RECORDS SHOWN section start
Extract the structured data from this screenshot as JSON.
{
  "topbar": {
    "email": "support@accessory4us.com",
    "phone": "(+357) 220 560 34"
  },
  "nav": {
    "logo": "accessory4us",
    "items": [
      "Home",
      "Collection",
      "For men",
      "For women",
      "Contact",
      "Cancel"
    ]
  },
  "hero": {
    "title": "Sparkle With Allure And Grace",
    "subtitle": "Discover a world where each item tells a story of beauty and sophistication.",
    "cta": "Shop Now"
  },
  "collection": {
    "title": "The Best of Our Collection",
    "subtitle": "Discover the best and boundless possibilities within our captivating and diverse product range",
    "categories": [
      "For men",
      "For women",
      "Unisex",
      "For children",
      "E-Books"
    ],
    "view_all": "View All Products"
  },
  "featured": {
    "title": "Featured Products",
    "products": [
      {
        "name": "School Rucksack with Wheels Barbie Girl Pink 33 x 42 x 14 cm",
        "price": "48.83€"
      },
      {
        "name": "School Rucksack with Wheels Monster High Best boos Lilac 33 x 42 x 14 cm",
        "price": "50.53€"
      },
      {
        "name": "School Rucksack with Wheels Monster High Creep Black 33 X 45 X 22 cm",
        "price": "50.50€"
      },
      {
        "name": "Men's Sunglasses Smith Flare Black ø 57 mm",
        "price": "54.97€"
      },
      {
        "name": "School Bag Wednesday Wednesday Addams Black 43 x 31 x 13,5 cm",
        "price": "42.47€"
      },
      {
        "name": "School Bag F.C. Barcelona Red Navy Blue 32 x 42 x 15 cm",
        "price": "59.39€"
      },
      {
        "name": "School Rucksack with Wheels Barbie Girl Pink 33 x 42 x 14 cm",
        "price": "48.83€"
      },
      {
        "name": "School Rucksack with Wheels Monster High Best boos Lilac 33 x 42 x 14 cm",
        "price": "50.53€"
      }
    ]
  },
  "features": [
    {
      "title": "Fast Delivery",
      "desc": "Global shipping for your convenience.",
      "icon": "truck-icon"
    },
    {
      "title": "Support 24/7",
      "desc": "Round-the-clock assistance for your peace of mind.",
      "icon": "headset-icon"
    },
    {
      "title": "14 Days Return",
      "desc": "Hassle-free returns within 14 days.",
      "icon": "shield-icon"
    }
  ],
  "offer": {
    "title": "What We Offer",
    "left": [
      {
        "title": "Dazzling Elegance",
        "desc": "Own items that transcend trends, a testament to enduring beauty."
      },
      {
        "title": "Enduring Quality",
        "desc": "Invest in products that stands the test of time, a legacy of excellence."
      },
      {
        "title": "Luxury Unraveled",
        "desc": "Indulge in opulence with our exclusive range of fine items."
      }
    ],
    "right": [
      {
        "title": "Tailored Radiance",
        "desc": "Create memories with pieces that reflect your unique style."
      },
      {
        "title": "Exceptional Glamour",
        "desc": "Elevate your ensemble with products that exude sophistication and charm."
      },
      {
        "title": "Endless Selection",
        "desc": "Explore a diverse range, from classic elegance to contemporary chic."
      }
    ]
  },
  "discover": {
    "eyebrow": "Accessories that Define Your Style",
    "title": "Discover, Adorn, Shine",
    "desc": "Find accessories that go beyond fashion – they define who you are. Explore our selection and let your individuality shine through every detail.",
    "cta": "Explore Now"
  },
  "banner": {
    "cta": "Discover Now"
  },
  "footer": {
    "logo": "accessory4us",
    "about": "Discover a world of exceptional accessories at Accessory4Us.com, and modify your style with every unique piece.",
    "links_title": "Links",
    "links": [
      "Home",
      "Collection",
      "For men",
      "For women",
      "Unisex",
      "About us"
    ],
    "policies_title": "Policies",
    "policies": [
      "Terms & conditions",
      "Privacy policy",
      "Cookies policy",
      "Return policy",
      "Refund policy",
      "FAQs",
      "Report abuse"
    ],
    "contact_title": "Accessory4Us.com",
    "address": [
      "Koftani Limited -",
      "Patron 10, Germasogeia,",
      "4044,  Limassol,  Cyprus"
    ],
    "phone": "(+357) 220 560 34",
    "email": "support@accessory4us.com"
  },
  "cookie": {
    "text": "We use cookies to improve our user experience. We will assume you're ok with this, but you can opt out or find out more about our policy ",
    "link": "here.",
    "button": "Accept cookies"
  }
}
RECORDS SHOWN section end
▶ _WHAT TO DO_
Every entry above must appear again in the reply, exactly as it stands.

▶ _SOLUTION_
Extract the structured data from this screenshot as JSON.
{
  "topbar": {
    "email": "support@accessory4us.com",
    "phone": "(+357) 220 560 34"
  },
  "nav": {
    "logo": "accessory4us",
    "items": [
      "Home",
      "Collection",
      "For men",
      "For women",
      "Contact",
      "Cancel"
    ]
  },
  "hero": {
    "title": "Sparkle With Allure And Grace",
    "subtitle": "Discover a world where each item tells a story of beauty and sophistication.",
    "cta": "Shop Now"
  },
  "collection": {
    "title": "The Best of Our Collection",
    "subtitle": "Discover the best and boundless possibilities within our captivating and diverse product range",
    "categories": [
      "For men",
      "For women",
      "Unisex",
      "For children",
      "E-Books"
    ],
    "view_all": "View All Products"
  },
  "featured": {
    "title": "Featured Products",
    "products": [
      {
        "name": "School Rucksack with Wheels Barbie Girl Pink 33 x 42 x 14 cm",
        "price": "48.83€"
      },
      {
        "name": "School Rucksack with Wheels Monster High Best boos Lilac 33 x 42 x 14 cm",
        "price": "50.53€"
      },
      {
        "name": "School Rucksack with Wheels Monster High Creep Black 33 X 45 X 22 cm",
        "price": "50.50€"
      },
      {
        "name": "Men's Sunglasses Smith Flare Black ø 57 mm",
        "price": "54.97€"
      },
      {
        "name": "School Bag Wednesday Wednesday Addams Black 43 x 31 x 13,5 cm",
        "price": "42.47€"
      },
      {
        "name": "School Bag F.C. Barcelona Red Navy Blue 32 x 42 x 15 cm",
        "price": "59.39€"
      },
      {
        "name": "School Rucksack with Wheels Barbie Girl Pink 33 x 42 x 14 cm",
        "price": "48.83€"
      },
      {
        "name": "School Rucksack with Wheels Monster High Best boos Lilac 33 x 42 x 14 cm",
        "price": "50.53€"
      }
    ]
  },
  "features": [
    {
      "title": "Fast Delivery",
      "desc": "Global shipping for your convenience.",
      "icon": "truck-icon"
    },
    {
      "title": "Support 24/7",
      "desc": "Round-the-clock assistance for your peace of mind.",
      "icon": "headset-icon"
    },
    {
      "title": "14 Days Return",
      "desc": "Hassle-free returns within 14 days.",
      "icon": "shield-icon"
    }
  ],
  "offer": {
    "title": "What We Offer",
    "left": [
      {
        "title": "Dazzling Elegance",
        "desc": "Own items that transcend trends, a testament to enduring beauty."
      },
      {
        "title": "Enduring Quality",
        "desc": "Invest in products that stands the test of time, a legacy of excellence."
      },
      {
        "title": "Luxury Unraveled",
        "desc": "Indulge in opulence with our exclusive range of fine items."
      }
    ],
    "right": [
      {
        "title": "Tailored Radiance",
        "desc": "Create memories with pieces that reflect your unique style."
      },
      {
        "title": "Exceptional Glamour",
        "desc": "Elevate your ensemble with products that exude sophistication and charm."
      },
      {
        "title": "Endless Selection",
        "desc": "Explore a diverse range, from classic elegance to contemporary chic."
      }
    ]
  },
  "discover": {
    "eyebrow": "Accessories that Define Your Style",
    "title": "Discover, Adorn, Shine",
    "desc": "Find accessories that go beyond fashion – they define who you are. Explore our selection and let your individuality shine through every detail.",
    "cta": "Explore Now"
  },
  "banner": {
    "cta": "Discover Now"
  },
  "footer": {
    "logo": "accessory4us",
    "about": "Discover a world of exceptional accessories at Accessory4Us.com, and modify your style with every unique piece.",
    "links_title": "Links",
    "links": [
      "Home",
      "Collection",
      "For men",
      "For women",
      "Unisex",
      "About us"
    ],
    "policies_title": "Policies",
    "policies": [
      "Terms & conditions",
      "Privacy policy",
      "Cookies policy",
      "Return policy",
      "Refund policy",
      "FAQs",
      "Report abuse"
    ],
    "contact_title": "Accessory4Us.com",
    "address": [
      "Koftani Limited -",
      "Patron 10, Germasogeia,",
      "4044,  Limassol,  Cyprus"
    ],
    "phone": "(+357) 220 560 34",
    "email": "support@accessory4us.com"
  },
  "cookie": {
    "text": "We use cookies to improve our user experience. We will assume you're ok with this, but you can opt out or find out more about our policy ",
    "link": "here.",
    "button": "Accept cookies"
  }
}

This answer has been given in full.